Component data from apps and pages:

++++++++++

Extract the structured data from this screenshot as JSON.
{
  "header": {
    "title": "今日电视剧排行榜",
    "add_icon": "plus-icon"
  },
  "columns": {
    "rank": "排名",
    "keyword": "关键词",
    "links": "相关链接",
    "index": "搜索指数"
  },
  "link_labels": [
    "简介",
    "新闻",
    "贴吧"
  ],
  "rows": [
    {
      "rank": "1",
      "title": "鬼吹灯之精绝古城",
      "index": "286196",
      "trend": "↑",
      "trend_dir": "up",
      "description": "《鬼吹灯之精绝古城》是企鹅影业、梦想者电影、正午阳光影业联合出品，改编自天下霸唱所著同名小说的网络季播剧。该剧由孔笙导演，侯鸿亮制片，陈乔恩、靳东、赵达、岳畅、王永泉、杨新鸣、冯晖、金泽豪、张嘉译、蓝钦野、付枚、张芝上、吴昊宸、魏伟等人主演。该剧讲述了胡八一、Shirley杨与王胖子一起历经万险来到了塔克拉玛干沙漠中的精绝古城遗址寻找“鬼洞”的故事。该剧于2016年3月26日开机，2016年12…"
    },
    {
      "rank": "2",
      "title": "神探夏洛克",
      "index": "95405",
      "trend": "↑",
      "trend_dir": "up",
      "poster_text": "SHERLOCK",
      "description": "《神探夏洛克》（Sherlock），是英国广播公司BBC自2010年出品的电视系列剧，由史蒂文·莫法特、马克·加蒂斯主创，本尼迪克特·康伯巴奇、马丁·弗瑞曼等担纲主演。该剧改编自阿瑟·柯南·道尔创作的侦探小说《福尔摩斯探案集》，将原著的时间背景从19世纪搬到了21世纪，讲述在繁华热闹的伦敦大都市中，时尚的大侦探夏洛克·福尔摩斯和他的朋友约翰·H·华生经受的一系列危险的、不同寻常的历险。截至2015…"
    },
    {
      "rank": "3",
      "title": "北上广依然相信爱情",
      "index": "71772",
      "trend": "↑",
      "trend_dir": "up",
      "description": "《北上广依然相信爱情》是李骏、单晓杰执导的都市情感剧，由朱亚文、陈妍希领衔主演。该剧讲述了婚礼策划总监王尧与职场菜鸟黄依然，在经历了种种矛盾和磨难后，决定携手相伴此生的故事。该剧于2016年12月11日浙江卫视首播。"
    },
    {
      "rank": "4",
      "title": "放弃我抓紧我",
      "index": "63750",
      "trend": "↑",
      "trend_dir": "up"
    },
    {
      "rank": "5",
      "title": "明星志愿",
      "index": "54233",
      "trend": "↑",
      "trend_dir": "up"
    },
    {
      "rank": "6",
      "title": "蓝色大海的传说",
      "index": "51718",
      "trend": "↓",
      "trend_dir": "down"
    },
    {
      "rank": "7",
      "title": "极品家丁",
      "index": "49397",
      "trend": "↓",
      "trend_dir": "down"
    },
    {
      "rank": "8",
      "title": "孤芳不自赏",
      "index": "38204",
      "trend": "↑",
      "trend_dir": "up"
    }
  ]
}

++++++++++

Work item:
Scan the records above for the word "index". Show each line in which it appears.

Answer to the exercise:
    "index": "搜索指数"
      "index": "286196",
      "index": "95405",
      "index": "71772",
      "index": "63750",
      "index": "54233",
      "index": "51718",
      "index": "49397",
      "index": "38204",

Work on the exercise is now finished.